St. Croix, U.S. Virgin Islands – With hundreds of job vacancies in the Virgin Islands Government, Senator Samuel Carrión is calling for an organized effort to assist displaced workers, following Monday’s announcement that Limetree Bay Terminals’ refining operations will be shut  down indefinitely due to extreme financial constraints. The Senator also made note of the many  

major disaster recovery construction projects soon to be underway within the Territory.   

“I am requesting that the Bryan/Roach Administration host a job fair exclusively for the Virgin  Islanders impacted- directly and indirectly- by the refinery shutdown and expand the Department  of Labor’s (VIDOL) Rapid Response Team,” Senator Carrión said. “Every government agency  that has come before the Committee on Finance has expressed the challenges they are experiencing  in recruiting and filling these vacancies. I am asking that our Division of Personnel (DOP) and  VIDOL get to work immediately on matching some of these displaced workers with available  government jobs, including within our semiautonomous agencies. There are also specific federal  grants that VIDOL can apply to for additional support.” 

The Senator is also asking that some of the Territory’s construction companies also participate in  the proposed job fair, given the multitude of major projects now on the horizon.  

“The Government likely cannot absorb all the displaced workers, given the specialized skills  required for certain positions, but securing stable employment for as many as half of the displaced  workforce is a realistic goal,” Senator Carrión said. 

“I am also calling on DOP to revisit some of the various job requirements to determine whether  someone without all the requisite experience can be trained – let’s give these individuals the  opportunity to succeed,” Senator Carrión said. “Filling existing vacancies is a short-term solution,  but we must also look ahead to the disaster recovery projects that will be- finally- getting  underway, as well as to the increasing number of opportunities in renewable energy.” 

Senator Carrión noted that President Joseph R. Biden, Jr., has committed to investing more than  $100 billion in clean energy initiatives with the ultimate goal of moving towards carbon pollution free power by 2035.

“We must push for programs and funding to train Virgin Islanders for work in rebuilding our  energy infrastructure,” the Senator stated. “These changes are coming, and the new, stricter  regulatory environment for oil refining is indicative of what we can expect from the Biden Administration.” 

Senator Carrión said he remains very concerned about the workers, families and ancillary businesses impacted by the suspension of refinery operations. 

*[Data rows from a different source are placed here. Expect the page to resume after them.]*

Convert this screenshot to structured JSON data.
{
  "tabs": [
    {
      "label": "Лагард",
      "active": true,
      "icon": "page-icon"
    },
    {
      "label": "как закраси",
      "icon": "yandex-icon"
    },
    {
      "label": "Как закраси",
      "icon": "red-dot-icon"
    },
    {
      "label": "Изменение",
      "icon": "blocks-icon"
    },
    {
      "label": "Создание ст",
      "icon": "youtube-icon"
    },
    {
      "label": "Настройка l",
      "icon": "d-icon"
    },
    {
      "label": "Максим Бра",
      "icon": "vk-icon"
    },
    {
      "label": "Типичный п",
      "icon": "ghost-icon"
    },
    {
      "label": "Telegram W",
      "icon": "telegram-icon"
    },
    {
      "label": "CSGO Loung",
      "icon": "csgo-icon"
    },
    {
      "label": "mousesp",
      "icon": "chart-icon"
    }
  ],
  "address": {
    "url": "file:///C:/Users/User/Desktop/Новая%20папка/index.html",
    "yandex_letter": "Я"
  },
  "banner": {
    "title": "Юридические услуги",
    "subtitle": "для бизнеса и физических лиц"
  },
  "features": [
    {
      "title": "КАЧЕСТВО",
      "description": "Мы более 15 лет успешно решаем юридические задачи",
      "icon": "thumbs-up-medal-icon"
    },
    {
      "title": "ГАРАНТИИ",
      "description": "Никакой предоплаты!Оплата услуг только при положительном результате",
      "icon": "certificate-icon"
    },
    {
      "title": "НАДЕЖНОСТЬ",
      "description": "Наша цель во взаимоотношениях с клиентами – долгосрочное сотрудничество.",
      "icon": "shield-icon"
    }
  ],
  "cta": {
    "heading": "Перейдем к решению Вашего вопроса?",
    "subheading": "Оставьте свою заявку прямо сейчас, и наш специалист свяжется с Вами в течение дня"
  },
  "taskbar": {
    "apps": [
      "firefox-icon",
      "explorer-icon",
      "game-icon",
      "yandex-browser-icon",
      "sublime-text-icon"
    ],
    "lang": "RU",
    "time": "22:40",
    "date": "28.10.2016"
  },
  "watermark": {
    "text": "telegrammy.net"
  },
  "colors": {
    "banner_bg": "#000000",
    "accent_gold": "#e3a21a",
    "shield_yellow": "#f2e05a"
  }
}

“Long before the ‘flaring events’ and the EPA’s involvement, the refinery had major financial  problems that threatened its operations,” he said. “The local government has little direct authority  in this matter; however, we do have the power to ensure that the cleanup of roofs and cisterns  continues, to make every effort to assist workers and businesses negatively impacted by the  suspension of refinery operations, and to prioritize the health and safety of our people, especially  the affected residents of St. Croix.